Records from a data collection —
-.-.-
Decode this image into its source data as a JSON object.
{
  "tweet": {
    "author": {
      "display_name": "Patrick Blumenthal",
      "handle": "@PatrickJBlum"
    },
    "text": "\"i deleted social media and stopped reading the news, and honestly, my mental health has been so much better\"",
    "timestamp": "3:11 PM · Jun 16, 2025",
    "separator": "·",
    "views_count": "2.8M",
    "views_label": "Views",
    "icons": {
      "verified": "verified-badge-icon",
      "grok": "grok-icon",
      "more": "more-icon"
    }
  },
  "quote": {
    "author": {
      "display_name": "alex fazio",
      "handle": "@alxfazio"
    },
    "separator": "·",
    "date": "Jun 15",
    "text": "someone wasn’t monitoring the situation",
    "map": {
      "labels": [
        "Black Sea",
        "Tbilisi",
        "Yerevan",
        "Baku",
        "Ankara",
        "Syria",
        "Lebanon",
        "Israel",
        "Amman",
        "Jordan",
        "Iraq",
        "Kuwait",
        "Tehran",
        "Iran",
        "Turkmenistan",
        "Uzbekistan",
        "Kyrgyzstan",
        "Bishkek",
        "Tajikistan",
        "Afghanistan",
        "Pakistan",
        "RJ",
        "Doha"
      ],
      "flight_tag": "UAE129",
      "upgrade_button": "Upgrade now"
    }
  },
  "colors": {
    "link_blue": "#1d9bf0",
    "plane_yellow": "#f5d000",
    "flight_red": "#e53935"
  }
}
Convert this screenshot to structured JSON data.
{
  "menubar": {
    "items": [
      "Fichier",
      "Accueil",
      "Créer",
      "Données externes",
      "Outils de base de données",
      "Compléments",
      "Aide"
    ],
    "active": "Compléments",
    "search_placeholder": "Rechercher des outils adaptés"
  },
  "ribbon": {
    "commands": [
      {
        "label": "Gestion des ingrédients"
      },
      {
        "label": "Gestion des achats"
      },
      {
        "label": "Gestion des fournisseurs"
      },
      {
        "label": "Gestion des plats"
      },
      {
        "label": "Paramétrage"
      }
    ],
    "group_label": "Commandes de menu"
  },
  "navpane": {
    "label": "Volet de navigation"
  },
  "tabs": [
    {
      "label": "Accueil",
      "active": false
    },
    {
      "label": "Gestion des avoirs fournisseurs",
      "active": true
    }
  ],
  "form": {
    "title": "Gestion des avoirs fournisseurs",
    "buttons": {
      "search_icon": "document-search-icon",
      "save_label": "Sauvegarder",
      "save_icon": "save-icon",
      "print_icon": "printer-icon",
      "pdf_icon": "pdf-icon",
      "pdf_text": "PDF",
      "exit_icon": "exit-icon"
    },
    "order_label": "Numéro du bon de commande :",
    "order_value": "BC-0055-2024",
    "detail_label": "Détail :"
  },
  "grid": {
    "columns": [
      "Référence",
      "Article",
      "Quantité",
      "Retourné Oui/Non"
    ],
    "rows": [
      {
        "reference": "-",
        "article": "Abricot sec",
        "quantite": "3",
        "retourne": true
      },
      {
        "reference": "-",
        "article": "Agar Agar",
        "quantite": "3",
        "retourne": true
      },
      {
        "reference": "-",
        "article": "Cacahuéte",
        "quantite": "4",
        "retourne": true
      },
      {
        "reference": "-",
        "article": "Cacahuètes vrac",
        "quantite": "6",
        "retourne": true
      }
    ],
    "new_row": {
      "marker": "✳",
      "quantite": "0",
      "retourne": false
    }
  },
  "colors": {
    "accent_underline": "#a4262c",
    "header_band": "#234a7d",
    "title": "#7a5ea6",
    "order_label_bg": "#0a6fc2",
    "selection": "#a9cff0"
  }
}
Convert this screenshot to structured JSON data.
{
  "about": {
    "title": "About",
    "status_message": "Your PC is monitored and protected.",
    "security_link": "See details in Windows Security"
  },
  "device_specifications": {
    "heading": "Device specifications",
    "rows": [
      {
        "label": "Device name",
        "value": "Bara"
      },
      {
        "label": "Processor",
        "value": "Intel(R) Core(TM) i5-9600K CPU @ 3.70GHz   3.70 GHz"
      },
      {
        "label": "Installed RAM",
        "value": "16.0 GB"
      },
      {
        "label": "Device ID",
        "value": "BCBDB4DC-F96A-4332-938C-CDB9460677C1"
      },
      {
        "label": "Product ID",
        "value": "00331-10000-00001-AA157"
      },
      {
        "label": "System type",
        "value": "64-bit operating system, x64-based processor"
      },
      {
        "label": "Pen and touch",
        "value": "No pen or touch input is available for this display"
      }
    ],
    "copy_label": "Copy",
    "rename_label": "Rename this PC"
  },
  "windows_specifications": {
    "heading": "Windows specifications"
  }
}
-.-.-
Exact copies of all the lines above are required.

Decode this image into its source data as a JSON object.
{
  "tweet": {
    "author": {
      "display_name": "Patrick Blumenthal",
      "handle": "@PatrickJBlum"
    },
    "text": "\"i deleted social media and stopped reading the news, and honestly, my mental health has been so much better\"",
    "timestamp": "3:11 PM · Jun 16, 2025",
    "separator": "·",
    "views_count": "2.8M",
    "views_label": "Views",
    "icons": {
      "verified": "verified-badge-icon",
      "grok": "grok-icon",
      "more": "more-icon"
    }
  },
  "quote": {
    "author": {
      "display_name": "alex fazio",
      "handle": "@alxfazio"
    },
    "separator": "·",
    "date": "Jun 15",
    "text": "someone wasn’t monitoring the situation",
    "map": {
      "labels": [
        "Black Sea",
        "Tbilisi",
        "Yerevan",
        "Baku",
        "Ankara",
        "Syria",
        "Lebanon",
        "Israel",
        "Amman",
        "Jordan",
        "Iraq",
        "Kuwait",
        "Tehran",
        "Iran",
        "Turkmenistan",
        "Uzbekistan",
        "Kyrgyzstan",
        "Bishkek",
        "Tajikistan",
        "Afghanistan",
        "Pakistan",
        "RJ",
        "Doha"
      ],
      "flight_tag": "UAE129",
      "upgrade_button": "Upgrade now"
    }
  },
  "colors": {
    "link_blue": "#1d9bf0",
    "plane_yellow": "#f5d000",
    "flight_red": "#e53935"
  }
}
Convert this screenshot to structured JSON data.
{
  "menubar": {
    "items": [
      "Fichier",
      "Accueil",
      "Créer",
      "Données externes",
      "Outils de base de données",
      "Compléments",
      "Aide"
    ],
    "active": "Compléments",
    "search_placeholder": "Rechercher des outils adaptés"
  },
  "ribbon": {
    "commands": [
      {
        "label": "Gestion des ingrédients"
      },
      {
        "label": "Gestion des achats"
      },
      {
        "label": "Gestion des fournisseurs"
      },
      {
        "label": "Gestion des plats"
      },
      {
        "label": "Paramétrage"
      }
    ],
    "group_label": "Commandes de menu"
  },
  "navpane": {
    "label": "Volet de navigation"
  },
  "tabs": [
    {
      "label": "Accueil",
      "active": false
    },
    {
      "label": "Gestion des avoirs fournisseurs",
      "active": true
    }
  ],
  "form": {
    "title": "Gestion des avoirs fournisseurs",
    "buttons": {
      "search_icon": "document-search-icon",
      "save_label": "Sauvegarder",
      "save_icon": "save-icon",
      "print_icon": "printer-icon",
      "pdf_icon": "pdf-icon",
      "pdf_text": "PDF",
      "exit_icon": "exit-icon"
    },
    "order_label": "Numéro du bon de commande :",
    "order_value": "BC-0055-2024",
    "detail_label": "Détail :"
  },
  "grid": {
    "columns": [
      "Référence",
      "Article",
      "Quantité",
      "Retourné Oui/Non"
    ],
    "rows": [
      {
        "reference": "-",
        "article": "Abricot sec",
        "quantite": "3",
        "retourne": true
      },
      {
        "reference": "-",
        "article": "Agar Agar",
        "quantite": "3",
        "retourne": true
      },
      {
        "reference": "-",
        "article": "Cacahuéte",
        "quantite": "4",
        "retourne": true
      },
      {
        "reference": "-",
        "article": "Cacahuètes vrac",
        "quantite": "6",
        "retourne": true
      }
    ],
    "new_row": {
      "marker": "✳",
      "quantite": "0",
      "retourne": false
    }
  },
  "colors": {
    "accent_underline": "#a4262c",
    "header_band": "#234a7d",
    "title": "#7a5ea6",
    "order_label_bg": "#0a6fc2",
    "selection": "#a9cff0"
  }
}
Convert this screenshot to structured JSON data.
{
  "about": {
    "title": "About",
    "status_message": "Your PC is monitored and protected.",
    "security_link": "See details in Windows Security"
  },
  "device_specifications": {
    "heading": "Device specifications",
    "rows": [
      {
        "label": "Device name",
        "value": "Bara"
      },
      {
        "label": "Processor",
        "value": "Intel(R) Core(TM) i5-9600K CPU @ 3.70GHz   3.70 GHz"
      },
      {
        "label": "Installed RAM",
        "value": "16.0 GB"
      },
      {
        "label": "Device ID",
        "value": "BCBDB4DC-F96A-4332-938C-CDB9460677C1"
      },
      {
        "label": "Product ID",
        "value": "00331-10000-00001-AA157"
      },
      {
        "label": "System type",
        "value": "64-bit operating system, x64-based processor"
      },
      {
        "label": "Pen and touch",
        "value": "No pen or touch input is available for this display"
      }
    ],
    "copy_label": "Copy",
    "rename_label": "Rename this PC"
  },
  "windows_specifications": {
    "heading": "Windows specifications"
  }
}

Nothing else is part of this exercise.